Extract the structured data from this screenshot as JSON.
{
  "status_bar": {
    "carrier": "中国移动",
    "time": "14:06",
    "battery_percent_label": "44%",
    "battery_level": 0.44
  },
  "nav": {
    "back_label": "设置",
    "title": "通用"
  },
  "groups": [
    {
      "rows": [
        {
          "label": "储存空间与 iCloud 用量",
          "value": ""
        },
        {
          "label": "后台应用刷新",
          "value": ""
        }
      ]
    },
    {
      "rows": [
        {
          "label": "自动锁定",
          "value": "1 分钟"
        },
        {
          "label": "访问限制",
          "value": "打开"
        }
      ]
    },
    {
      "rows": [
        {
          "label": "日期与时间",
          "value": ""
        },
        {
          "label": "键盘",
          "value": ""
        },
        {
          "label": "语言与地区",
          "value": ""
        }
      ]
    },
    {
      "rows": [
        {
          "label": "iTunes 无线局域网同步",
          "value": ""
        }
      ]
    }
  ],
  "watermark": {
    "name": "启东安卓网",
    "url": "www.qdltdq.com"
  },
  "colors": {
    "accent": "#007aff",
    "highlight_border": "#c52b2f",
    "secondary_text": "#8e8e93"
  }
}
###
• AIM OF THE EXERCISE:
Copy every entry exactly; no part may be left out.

• WRITTEN ANSWER:
Extract the structured data from this screenshot as JSON.
{
  "status_bar": {
    "carrier": "中国移动",
    "time": "14:06",
    "battery_percent_label": "44%",
    "battery_level": 0.44
  },
  "nav": {
    "back_label": "设置",
    "title": "通用"
  },
  "groups": [
    {
      "rows": [
        {
          "label": "储存空间与 iCloud 用量",
          "value": ""
        },
        {
          "label": "后台应用刷新",
          "value": ""
        }
      ]
    },
    {
      "rows": [
        {
          "label": "自动锁定",
          "value": "1 分钟"
        },
        {
          "label": "访问限制",
          "value": "打开"
        }
      ]
    },
    {
      "rows": [
        {
          "label": "日期与时间",
          "value": ""
        },
        {
          "label": "键盘",
          "value": ""
        },
        {
          "label": "语言与地区",
          "value": ""
        }
      ]
    },
    {
      "rows": [
        {
          "label": "iTunes 无线局域网同步",
          "value": ""
        }
      ]
    }
  ],
  "watermark": {
    "name": "启东安卓网",
    "url": "www.qdltdq.com"
  },
  "colors": {
    "accent": "#007aff",
    "highlight_border": "#c52b2f",
    "secondary_text": "#8e8e93"
  }
}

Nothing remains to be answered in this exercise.